A solid copper tube “Magnetic Loop” exhibits a certain inductance per foot of the total circumference of the antenna.

The statement seems to belie a basic understanding of inductance, the inductance of a given conductor formed into a single turn loop is not simply perimeter multiplied by some constant “inductance per foot”. Continue reading Helical loading and Calculate small transmitting loop gain from bandwidth measurement

End fed matching – PA3HHO design review


A correspondent having read End fed matching – design review raised a similar design by PA3HHO which uses a#43 ferrite toroid as part of an end-fed matcher, see Multi band end-fed (English).

The text and diagram  are inconsistent, but to allow him the benefit of doubt, lets consider the FT240-43 with a 3t primary… this is his lowest loss configuration.

Continue reading End fed matching – PA3HHO design review

A method for initial ground loss estimates for an STL

Over recent weeks, I have run literally hundreds of thousands of NEC models of small transmitting loops (STL) over real ground. The objective was to try to discover some simple methods for initial design of a STL, particularly an estimate of ground loss of STL mounted near natural ground. Continue reading A method for initial ground loss estimates for an STL

Mini60 antenna analyser

There seems a never ending stream of low end antenna analysers appearing.

The Mini60 antenna analyser is one in that vein, and is sure to prove popular because of its low price. As is common, there does not appear to be an English language user manual and the specifications in eBay ads are not very reliable (eg weight: 200kg).

Clip 010

Above is a screenshot from an online demo of the Mini60 on a 7MHz antenna. Continue reading Mini60 antenna analyser

Silicon Chip Collinear

This article has been copied by request from my web site which is no longer online. The article may contain links to articles on that site and which are no longer available.

(Tester 2013) described a coaxial collinear array for VHF/UHF. Tester describes the antenna a collinear is a vertical antenna whose resonant elements are connected along a common line (ie co-linear) so that each element is opposite in phase to its neighbour.

He is a little confused, in fact, the elements are in-phase with each other so that in the horizontal direction, the contribution of the current in each element to the far field is an additive or reinforcing one.

He goes on to say [i]f you are not into antennas, that mouthful is, fortunately, very easy to achieve… but is it?



Fig 1

Fig 1 is from (Tester 2013) showing the construction.
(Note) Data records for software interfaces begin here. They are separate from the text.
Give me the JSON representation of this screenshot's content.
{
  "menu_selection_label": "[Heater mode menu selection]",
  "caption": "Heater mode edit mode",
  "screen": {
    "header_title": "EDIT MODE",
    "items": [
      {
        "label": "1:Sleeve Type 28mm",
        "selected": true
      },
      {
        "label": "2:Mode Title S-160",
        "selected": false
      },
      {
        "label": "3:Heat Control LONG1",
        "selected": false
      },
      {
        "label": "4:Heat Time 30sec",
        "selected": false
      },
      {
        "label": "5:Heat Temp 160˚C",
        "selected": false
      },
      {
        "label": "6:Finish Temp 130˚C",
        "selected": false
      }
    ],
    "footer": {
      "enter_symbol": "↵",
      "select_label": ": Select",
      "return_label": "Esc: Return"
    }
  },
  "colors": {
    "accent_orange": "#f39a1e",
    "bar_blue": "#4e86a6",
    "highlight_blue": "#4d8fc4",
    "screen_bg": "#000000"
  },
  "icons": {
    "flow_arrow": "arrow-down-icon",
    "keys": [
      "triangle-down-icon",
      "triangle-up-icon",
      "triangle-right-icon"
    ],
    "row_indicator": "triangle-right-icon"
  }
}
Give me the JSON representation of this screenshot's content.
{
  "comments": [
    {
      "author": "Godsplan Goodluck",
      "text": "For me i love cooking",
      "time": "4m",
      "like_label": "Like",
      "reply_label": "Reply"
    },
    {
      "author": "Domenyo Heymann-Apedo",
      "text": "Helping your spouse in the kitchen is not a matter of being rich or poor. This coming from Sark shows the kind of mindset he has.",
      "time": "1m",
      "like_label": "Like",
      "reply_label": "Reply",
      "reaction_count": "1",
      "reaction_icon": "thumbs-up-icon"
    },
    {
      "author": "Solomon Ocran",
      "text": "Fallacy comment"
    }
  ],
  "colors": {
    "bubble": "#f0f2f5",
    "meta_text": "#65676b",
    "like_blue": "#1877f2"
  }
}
Continue reading Silicon Chip Collinear

An A/B comparison of a low G5RV with a MobileOne M40-1 – statistical analysis

This article reports statistical analysis of the measurements made for An A/B comparison of a low G5RV with a MobileOne M40-1 (read it first).

I left it for readers to visually form a view of the difference between the antennas, and the implications for credibility of folk lore about the two antenna types, this article addresses the quantitative difference between the average S/N ratio of the antennas.

Statistical analysis

Standard statistical techniques can be used to arrive at a difference in the mean S/N of the antennas and to quantify the uncertainty in that statistic. Continue reading An A/B comparison of a low G5RV with a MobileOne M40-1 – statistical analysis

NEC-4 vs NEC-2 on a low small transmitting loop

This article compares a series of models of a small transmitting loop at varying height above real ground using NEC-4 and NEC-2.

The models are of an octagonal loop of thin wire of the same area as a 1m diameter circle over real ground (0.007/17). Height is measured to the centre of the loop, and all impedances are wrt the main loop.

Clip 176

Above is the NEC-2 result.

Continue reading NEC-4 vs NEC-2 on a low small transmitting loop